Technology vs. Manpower: Which is better for Security?
This is an argument as old as the industrial revolution itself. And of course there are business leaders who will say that technology is better and others who will vehemently defend manpower instead.
Technology is a wonderful thing. It allows us to stay in touch with loved ones and friends that are thousands of miles away. It saves lives because it helps to develop new medicines and devices. And for those of us that are disabled, it allows blind people to use the computer to write & communicate.
And in the security field it allows a reduction of the security staff because one person can watch the entire facility from a control room. This allows for resources to be spent on other projects. But is there a drawback to this?
A single person can now monitor alarms, cameras, speakers, and environmental controls within one little room. And in the same room, they have access to the entire world to attract attention and assistance if needed.
There are several issues to contend with the technology aspect of security that you may not have thought about;
The first is a power outage. Yes, I know that all primary systems will be on a back-up generator, hopefully. But if the generator goes bad then what. Look at what would happen at a nuclear power plant that suddenly loses power and can’t replace it for a few days. It could be catastrophic and for an individual business the loss of environmental controls can be just as deadly and financially fatal.
#2 would be the human aspect. Most of you know that the optimum ability of most humans is during the day while being active. What happens if your 3rd shift control room person falls asleep during their shift because of a hard day with the new baby or bill collectors?
#3 is the possibility of an EMP (electromagnetic pulse) which could, literally, knock out every piece of electronics in the business, rendering all of the technological gadgets inoperative. From fence alarms, to motors that control gates, to security equipment, cell & landline phones, computers (and its assorted portable relatives).
#4 would be the inevitable break down and short circuits of the equipment. Can you really go without alarms on the perimeter fencing or the boiler room for days or weeks on end? I’ve worked in industrial plants that had a dedicated & licensed electrician to take care of these things. The fixes don’t always come quickly, sometimes it takes an entire week and an outside contractor to get it fixed. And what happens to the productivity of the plant in that time while they track it down and either replace or repair?
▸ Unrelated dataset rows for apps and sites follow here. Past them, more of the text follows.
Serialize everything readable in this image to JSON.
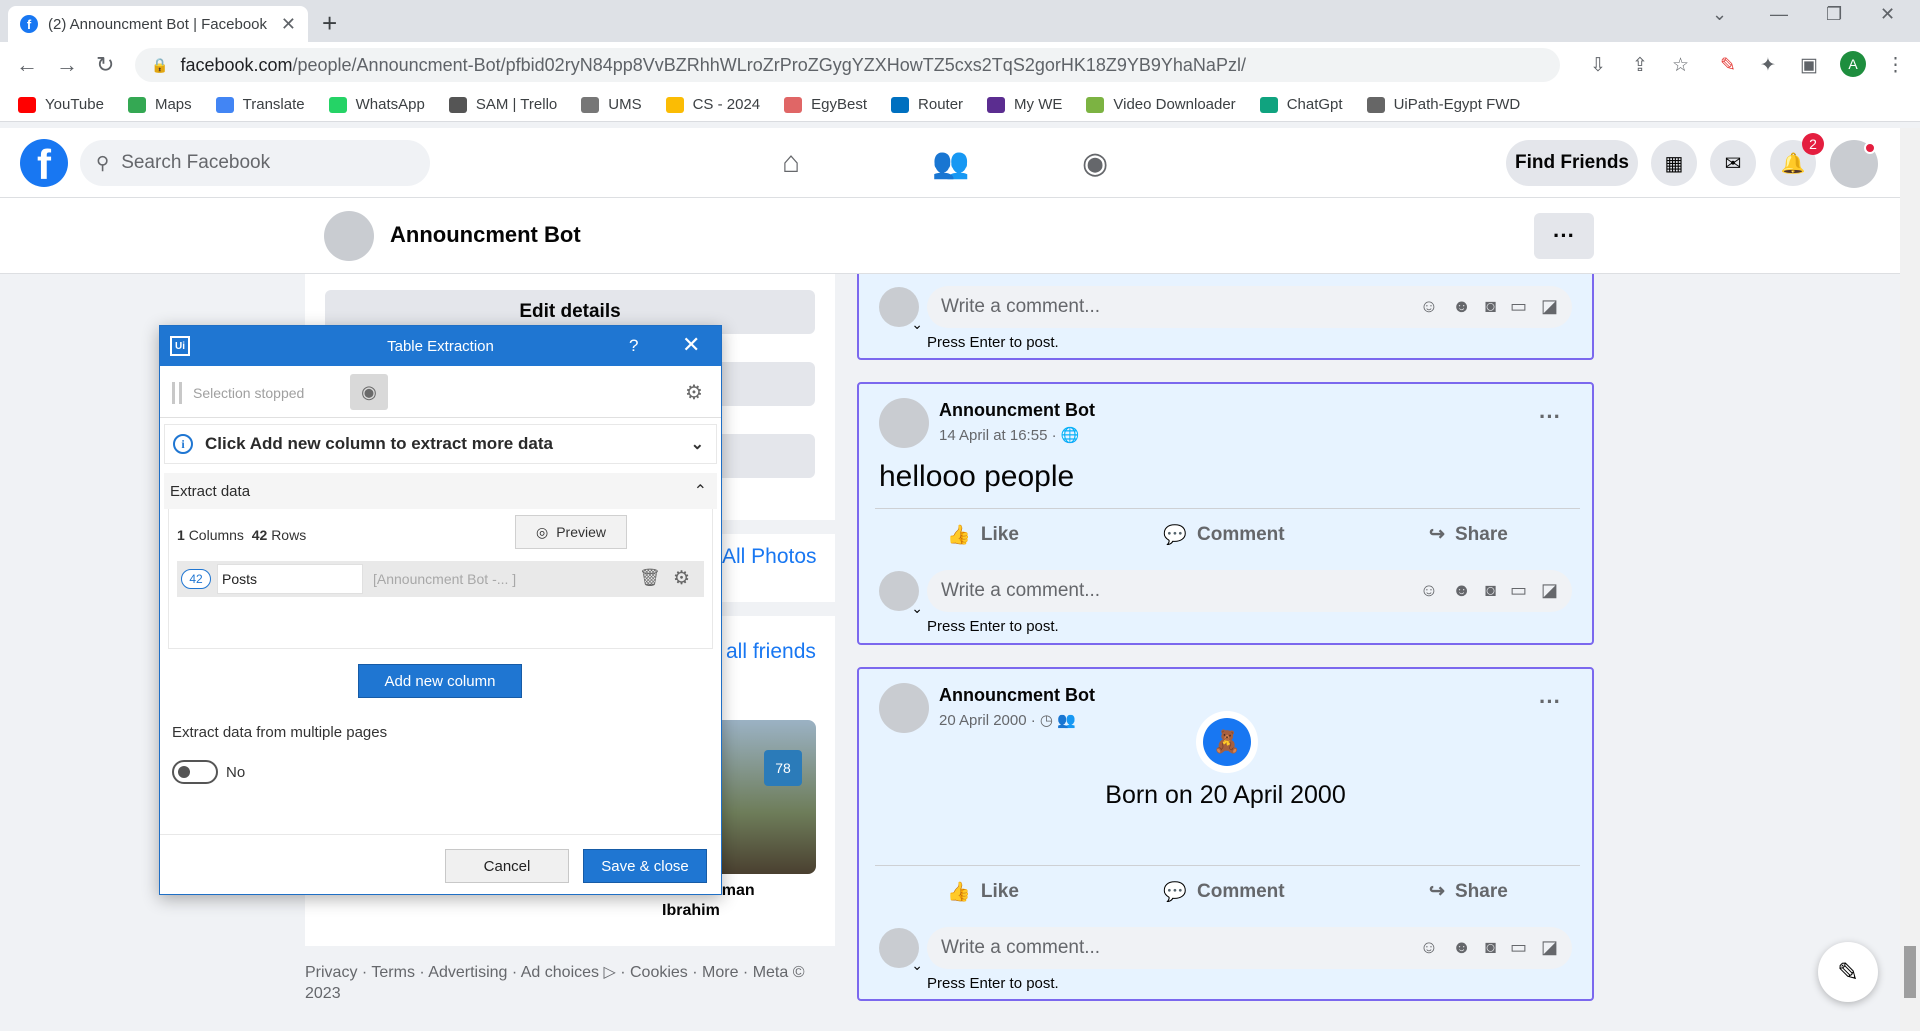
{
  "browser": {
    "tab_title": "(2) Announcment Bot | Facebook",
    "tab_close": "✕",
    "new_tab": "+",
    "url_host": "facebook.com",
    "url_path": "/people/Announcment-Bot/pfbid02ryN84pp8VvBZRhhWLroZrProZGygYZXHowTZ5cxs2TqS2gorHK18Z9YB9YhaNaPzl/",
    "profile_initial": "A",
    "bookmarks": [
      {
        "label": "YouTube",
        "color": "#ff0000"
      },
      {
        "label": "Maps",
        "color": "#34a853"
      },
      {
        "label": "Translate",
        "color": "#4285f4"
      },
      {
        "label": "WhatsApp",
        "color": "#25d366"
      },
      {
        "label": "SAM | Trello",
        "color": "#555555"
      },
      {
        "label": "UMS",
        "color": "#777777"
      },
      {
        "label": "CS - 2024",
        "color": "#fbbc04"
      },
      {
        "label": "EgyBest",
        "color": "#e06666"
      },
      {
        "label": "Router",
        "color": "#0070c0"
      },
      {
        "label": "My WE",
        "color": "#5b2d90"
      },
      {
        "label": "Video Downloader",
        "color": "#7cb342"
      },
      {
        "label": "ChatGpt",
        "color": "#10a37f"
      },
      {
        "label": "UiPath-Egypt FWD",
        "color": "#666666"
      }
    ]
  },
  "facebook": {
    "search_placeholder": "Search Facebook",
    "find_friends": "Find Friends",
    "notification_count": "2",
    "profile_name": "Announcment Bot",
    "left": {
      "edit_details": "Edit details",
      "all_photos": "All Photos",
      "all_friends": "all friends",
      "friend_caption_1": "hman",
      "friend_caption_2": "Ibrahim",
      "sign_text": "78",
      "footer": "Privacy · Terms · Advertising · Ad choices ▷ · Cookies · More · Meta © 2023"
    },
    "comment_placeholder": "Write a comment...",
    "press_enter": "Press Enter to post.",
    "actions": {
      "like": "Like",
      "comment": "Comment",
      "share": "Share"
    },
    "posts": [
      {
        "author": "Announcment Bot",
        "date": "14 April at 16:55 ·",
        "text": "hellooo people"
      },
      {
        "author": "Announcment Bot",
        "date": "20 April 2000 ·",
        "text": "Born on 20 April 2000"
      }
    ]
  },
  "dialog": {
    "logo": "Ui",
    "title": "Table Extraction",
    "help": "?",
    "close": "✕",
    "selection_status": "Selection stopped",
    "info_text": "Click Add new column to extract more data",
    "extract_header": "Extract data",
    "columns_count": "1",
    "columns_label": "Columns",
    "rows_count": "42",
    "rows_label": "Rows",
    "preview": "Preview",
    "column": {
      "count": "42",
      "name": "Posts",
      "selector": "[Announcment Bot -...  ]"
    },
    "add_column": "Add new column",
    "multi_pages_label": "Extract data from multiple pages",
    "multi_pages_value": "No",
    "cancel": "Cancel",
    "save_close": "Save & close"
  }
}
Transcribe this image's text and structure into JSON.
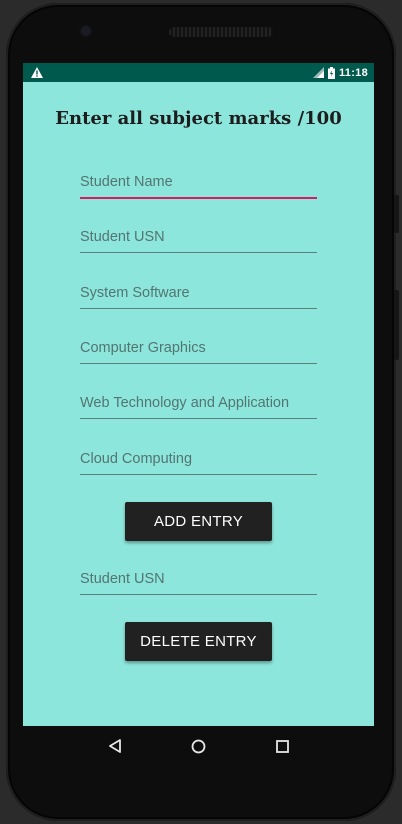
{
  "status_bar": {
    "time": "11:18",
    "icons": [
      "warning-icon",
      "signal-icon",
      "battery-icon"
    ]
  },
  "form": {
    "title": "Enter all subject marks /100",
    "fields": [
      {
        "placeholder": "Student Name",
        "value": "",
        "focused": true
      },
      {
        "placeholder": "Student USN",
        "value": ""
      },
      {
        "placeholder": "System Software",
        "value": ""
      },
      {
        "placeholder": "Computer Graphics",
        "value": ""
      },
      {
        "placeholder": "Web Technology and Application",
        "value": ""
      },
      {
        "placeholder": "Cloud Computing",
        "value": ""
      }
    ],
    "add_button_label": "ADD ENTRY",
    "delete_field": {
      "placeholder": "Student USN",
      "value": ""
    },
    "delete_button_label": "DELETE ENTRY"
  },
  "nav_bar": {
    "icons": [
      "back-icon",
      "home-icon",
      "recents-icon"
    ]
  },
  "colors": {
    "background": "#8de6dc",
    "status_bar": "#00594d",
    "accent": "#d81b60",
    "button": "#212121"
  }
}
#5 is that inevitable question for a disaster from within or outside the facility. Who will call the police and/or coordinate the active shooter plan? Technology can be circumvented by running over the ‘junction box’ for phone lines. And without a human voice on the intercom it may make panic worse.
I will grant anyone reading that replacing people with machines is much cheaper in the long run, maybe. One electrical short-circuit can cost a company the equivalent of a year’s pay for an officer. Are there many drawbacks to using officers instead of technology exclusively?
#1 is the officers themselves. If they are contracted how do you know you’re getting the best people for your location? There can be a myriad of issues with using contracted officers, including (not all inclusive) lack of pay and training, background checks, adequate supervisory controls, and such.
#2 and probably most importantly, is that officers aren’t always the most dedicated and observational people on the planet. Officers absolutely must be observational in order to efficiently do their duties effectively.
#3 is that officers don’t always reason logically when they need to. Whether they are contracted or proprietary they may be the lowest paid person working at your facility and not necessarily the most intelligent to be able to reason through a problem.
#4 is the restraints that management, both company and client, place on them. Like my blog post last month on observe & report. It’s hard to do your job efficiently and effectively if your hands are tied.
So what’s the solution to this dilemma? I know that most security professionals will disagree with me and want to go with more technology instead of training officers correctly. But the truth is that a mixture of the two is the best approach to this question. Mainly because they can back each other up.
If the alarms go down and stop working, then you have an officer to patrol the perimeter and check on the chemical tanks. If an officer inadvertently falls asleep then you have the technology to back them up, hopefully with an audible alarm to awaken them.
Is what I mentioned above all the issues involving technology vs. manpower? Not by a long shot. But it should give you a few things to think about before eliminating officers and going with all the electronic wizardry or a watchman who may snore.
Robert D. Sollars is a recognized expert on workplace violence prevention and other security issues. With numerous interviews, blogs, articles, and 2 books he has proven himself in the security field for 32 years, and 24 studying workplace violence issues. Contact him at 480-251-5197 or Visit his Facebook page http://www.facebook.com/oneistoomany, Here you will see and read about other items related to WPV and other security issues, as well as incidents you may not have heard or thought about.